(Interface dataset entries)

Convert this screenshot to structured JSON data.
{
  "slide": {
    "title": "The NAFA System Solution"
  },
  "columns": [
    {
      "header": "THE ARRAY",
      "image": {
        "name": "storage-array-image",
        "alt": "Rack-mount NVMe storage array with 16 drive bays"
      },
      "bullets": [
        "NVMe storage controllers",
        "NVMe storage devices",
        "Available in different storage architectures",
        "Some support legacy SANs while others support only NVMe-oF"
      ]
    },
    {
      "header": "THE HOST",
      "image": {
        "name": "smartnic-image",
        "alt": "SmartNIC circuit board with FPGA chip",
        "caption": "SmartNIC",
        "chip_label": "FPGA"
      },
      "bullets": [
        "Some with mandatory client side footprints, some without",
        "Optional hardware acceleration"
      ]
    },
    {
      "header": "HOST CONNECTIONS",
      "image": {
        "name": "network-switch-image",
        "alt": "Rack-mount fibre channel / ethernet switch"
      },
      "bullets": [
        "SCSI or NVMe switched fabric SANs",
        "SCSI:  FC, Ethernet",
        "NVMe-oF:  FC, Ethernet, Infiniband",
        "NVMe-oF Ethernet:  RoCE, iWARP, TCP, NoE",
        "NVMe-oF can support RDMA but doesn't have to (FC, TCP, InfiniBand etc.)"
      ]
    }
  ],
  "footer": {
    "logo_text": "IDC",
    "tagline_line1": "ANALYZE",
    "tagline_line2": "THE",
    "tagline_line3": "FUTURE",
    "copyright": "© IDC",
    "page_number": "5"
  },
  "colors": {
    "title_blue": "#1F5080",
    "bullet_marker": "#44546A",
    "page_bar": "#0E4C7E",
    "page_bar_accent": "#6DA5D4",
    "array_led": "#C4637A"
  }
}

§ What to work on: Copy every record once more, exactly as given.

§ Response to the task:
Convert this screenshot to structured JSON data.
{
  "slide": {
    "title": "The NAFA System Solution"
  },
  "columns": [
    {
      "header": "THE ARRAY",
      "image": {
        "name": "storage-array-image",
        "alt": "Rack-mount NVMe storage array with 16 drive bays"
      },
      "bullets": [
        "NVMe storage controllers",
        "NVMe storage devices",
        "Available in different storage architectures",
        "Some support legacy SANs while others support only NVMe-oF"
      ]
    },
    {
      "header": "THE HOST",
      "image": {
        "name": "smartnic-image",
        "alt": "SmartNIC circuit board with FPGA chip",
        "caption": "SmartNIC",
        "chip_label": "FPGA"
      },
      "bullets": [
        "Some with mandatory client side footprints, some without",
        "Optional hardware acceleration"
      ]
    },
    {
      "header": "HOST CONNECTIONS",
      "image": {
        "name": "network-switch-image",
        "alt": "Rack-mount fibre channel / ethernet switch"
      },
      "bullets": [
        "SCSI or NVMe switched fabric SANs",
        "SCSI:  FC, Ethernet",
        "NVMe-oF:  FC, Ethernet, Infiniband",
        "NVMe-oF Ethernet:  RoCE, iWARP, TCP, NoE",
        "NVMe-oF can support RDMA but doesn't have to (FC, TCP, InfiniBand etc.)"
      ]
    }
  ],
  "footer": {
    "logo_text": "IDC",
    "tagline_line1": "ANALYZE",
    "tagline_line2": "THE",
    "tagline_line3": "FUTURE",
    "copyright": "© IDC",
    "page_number": "5"
  },
  "colors": {
    "title_blue": "#1F5080",
    "bullet_marker": "#44546A",
    "page_bar": "#0E4C7E",
    "page_bar_accent": "#6DA5D4",
    "array_led": "#C4637A"
  }
}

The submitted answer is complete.